“Great reviews are nice, but I don't think they necessarily make that big a difference with this kind of movie,” Don Harris, Paramount's distribution chief said following the debut of Michael Bay‘s morphing robots epic starring Mark Wahlberg.
It didn't on the first weekend, when “Transformers” registered the year's only $100 million opening. It became the only summer movie to repeat as No. 1 the following week, but that was July 4 weekend, a box-office debacle. “Age of Extinction” has seen big drops — 63 and 56 percent in its second and third weeks — and is at $209 million domestically. That means that it will be the first film in the franchise that won't hit $300 million in the U.S.

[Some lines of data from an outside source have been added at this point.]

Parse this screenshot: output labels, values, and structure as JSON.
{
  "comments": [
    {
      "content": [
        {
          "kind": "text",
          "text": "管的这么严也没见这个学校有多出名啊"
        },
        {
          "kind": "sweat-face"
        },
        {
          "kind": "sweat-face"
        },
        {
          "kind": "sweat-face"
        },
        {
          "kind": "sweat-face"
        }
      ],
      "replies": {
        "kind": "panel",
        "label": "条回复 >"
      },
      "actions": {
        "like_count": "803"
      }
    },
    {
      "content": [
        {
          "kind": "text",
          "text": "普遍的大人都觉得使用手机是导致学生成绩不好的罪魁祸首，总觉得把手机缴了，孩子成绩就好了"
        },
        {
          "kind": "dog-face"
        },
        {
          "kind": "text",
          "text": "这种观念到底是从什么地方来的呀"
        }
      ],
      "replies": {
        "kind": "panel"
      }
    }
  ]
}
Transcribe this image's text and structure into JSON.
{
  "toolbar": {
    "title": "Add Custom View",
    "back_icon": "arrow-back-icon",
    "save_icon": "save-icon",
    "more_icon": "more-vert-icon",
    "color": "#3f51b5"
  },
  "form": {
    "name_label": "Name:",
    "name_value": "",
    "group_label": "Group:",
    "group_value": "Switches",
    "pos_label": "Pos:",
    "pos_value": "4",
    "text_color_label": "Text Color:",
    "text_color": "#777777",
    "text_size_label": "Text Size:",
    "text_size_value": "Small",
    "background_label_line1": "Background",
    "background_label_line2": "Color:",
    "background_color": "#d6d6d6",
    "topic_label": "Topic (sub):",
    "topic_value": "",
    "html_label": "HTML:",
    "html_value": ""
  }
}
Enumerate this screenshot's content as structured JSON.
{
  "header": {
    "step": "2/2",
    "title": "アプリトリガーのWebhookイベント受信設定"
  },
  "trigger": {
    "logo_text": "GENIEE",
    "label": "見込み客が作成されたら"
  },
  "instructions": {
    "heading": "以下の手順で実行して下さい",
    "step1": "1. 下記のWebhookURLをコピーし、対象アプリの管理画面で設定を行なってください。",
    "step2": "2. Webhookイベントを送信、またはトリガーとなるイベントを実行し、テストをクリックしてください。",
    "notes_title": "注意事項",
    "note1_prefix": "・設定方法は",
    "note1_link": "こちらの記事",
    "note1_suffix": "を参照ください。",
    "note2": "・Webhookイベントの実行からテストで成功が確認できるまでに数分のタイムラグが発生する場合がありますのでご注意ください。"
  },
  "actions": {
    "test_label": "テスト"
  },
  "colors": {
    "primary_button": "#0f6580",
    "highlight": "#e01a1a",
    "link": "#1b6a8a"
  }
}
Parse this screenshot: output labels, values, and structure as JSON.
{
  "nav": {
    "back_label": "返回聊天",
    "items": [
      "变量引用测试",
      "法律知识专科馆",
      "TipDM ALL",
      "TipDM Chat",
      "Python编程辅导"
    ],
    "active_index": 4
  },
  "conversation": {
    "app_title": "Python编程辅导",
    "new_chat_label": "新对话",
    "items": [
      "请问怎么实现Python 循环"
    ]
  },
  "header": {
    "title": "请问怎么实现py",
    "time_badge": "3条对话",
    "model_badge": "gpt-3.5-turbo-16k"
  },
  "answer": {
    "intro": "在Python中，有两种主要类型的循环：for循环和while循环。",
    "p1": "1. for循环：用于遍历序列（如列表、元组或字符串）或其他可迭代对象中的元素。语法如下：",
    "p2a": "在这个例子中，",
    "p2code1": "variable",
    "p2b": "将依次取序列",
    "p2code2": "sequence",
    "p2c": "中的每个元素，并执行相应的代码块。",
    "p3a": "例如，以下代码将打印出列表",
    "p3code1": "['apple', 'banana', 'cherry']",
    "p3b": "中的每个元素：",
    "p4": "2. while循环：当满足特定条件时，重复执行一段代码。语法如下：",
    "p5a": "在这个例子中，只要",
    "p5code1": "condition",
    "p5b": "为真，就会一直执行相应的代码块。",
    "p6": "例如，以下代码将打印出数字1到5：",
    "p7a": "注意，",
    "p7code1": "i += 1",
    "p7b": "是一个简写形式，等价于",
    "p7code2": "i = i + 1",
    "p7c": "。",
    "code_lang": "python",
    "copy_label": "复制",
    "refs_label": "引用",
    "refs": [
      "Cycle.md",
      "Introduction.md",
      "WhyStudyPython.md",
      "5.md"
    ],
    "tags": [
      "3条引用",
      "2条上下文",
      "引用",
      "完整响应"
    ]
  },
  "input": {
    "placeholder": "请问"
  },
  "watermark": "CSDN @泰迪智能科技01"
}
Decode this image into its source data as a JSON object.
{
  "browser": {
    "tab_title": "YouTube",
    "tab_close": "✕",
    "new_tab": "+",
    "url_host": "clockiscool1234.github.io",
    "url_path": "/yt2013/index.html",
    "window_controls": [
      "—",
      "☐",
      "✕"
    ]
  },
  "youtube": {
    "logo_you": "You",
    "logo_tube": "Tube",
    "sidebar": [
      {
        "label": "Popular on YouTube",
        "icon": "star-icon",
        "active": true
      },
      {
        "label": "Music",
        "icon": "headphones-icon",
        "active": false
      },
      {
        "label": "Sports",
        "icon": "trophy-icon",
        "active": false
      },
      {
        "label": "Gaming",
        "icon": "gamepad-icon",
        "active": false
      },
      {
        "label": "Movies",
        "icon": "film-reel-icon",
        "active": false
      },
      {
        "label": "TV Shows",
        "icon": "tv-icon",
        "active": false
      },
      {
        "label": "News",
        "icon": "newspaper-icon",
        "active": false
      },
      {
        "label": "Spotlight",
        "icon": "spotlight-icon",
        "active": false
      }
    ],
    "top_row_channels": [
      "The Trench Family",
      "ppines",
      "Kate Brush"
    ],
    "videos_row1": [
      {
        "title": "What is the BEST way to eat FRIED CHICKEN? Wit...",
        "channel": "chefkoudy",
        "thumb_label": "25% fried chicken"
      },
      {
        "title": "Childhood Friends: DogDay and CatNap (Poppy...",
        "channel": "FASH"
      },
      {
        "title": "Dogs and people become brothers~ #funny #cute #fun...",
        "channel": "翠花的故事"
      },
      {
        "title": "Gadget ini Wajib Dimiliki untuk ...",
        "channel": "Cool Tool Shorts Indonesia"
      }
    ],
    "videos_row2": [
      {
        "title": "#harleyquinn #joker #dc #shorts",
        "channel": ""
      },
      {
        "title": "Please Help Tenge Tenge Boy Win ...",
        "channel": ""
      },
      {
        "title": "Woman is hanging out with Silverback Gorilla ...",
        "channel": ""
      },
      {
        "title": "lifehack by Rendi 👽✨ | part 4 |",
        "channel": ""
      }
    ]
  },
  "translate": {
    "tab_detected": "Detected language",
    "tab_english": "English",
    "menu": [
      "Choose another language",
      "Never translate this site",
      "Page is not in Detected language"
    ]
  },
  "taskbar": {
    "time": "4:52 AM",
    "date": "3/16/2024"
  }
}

“In the case of ‘Transformers,’ the brand transcends everything,” Rentrak's senior media analyst Paul Dergarabedian said Monday. “And there's the popcorn movie factor. Audiences know they they're not getting Shakespeare or an Oscar contender, but they figure they're going to get a rousing experience, and they do.”
There are good reasons to see some films as “review proof.” The previous “Transformers” movie, 2009's “Revenge of the Fallen,” wasn't a hit with critics, either. It had a 36 percent positive Rotten Tomatoes rating and still wound up grossing more than $350 million domestically. And 2009's “Revenge of the Fallen” was at just 19 percent and it took in $402 million, the most of any film in the series. But three straight critical shellackings, and some inevitable franchise fatigue, look to finally be taking a toll on “Age of Extinction.”
When the notices are bad, the core audience — young males who probably aren't reading a lot of reviews — turns out, but the chances of broadening beyond that base go down. The reverse is true for a movie with good strong reviews.
“In ‘Transformers’ and a lot of these popcorn movies, the visuals outweigh the dialogue and that's OK,” Dergarabedian said. “But in the case of ‘Apes,’ you had the great action, smart writing and a level of intelligence that drew in the critics, and that will contribute to word of mouth that will lure older moviegoers and others that might not have been attracted initially.”
What it all seems to suggest is that when it comes to tentpole movies, great reviews can help you but bad ones won't necessarily hurt — at least not right away.
It's worth noting that Paramount executives are probably spending more time studying their foreign box office returns than crummy “Transformers” reviews. The film's out-sized performance overseas — it has taken in more than $752 million worldwide to become the year's highest grossing movie — has it on course for a $1 billion global haul.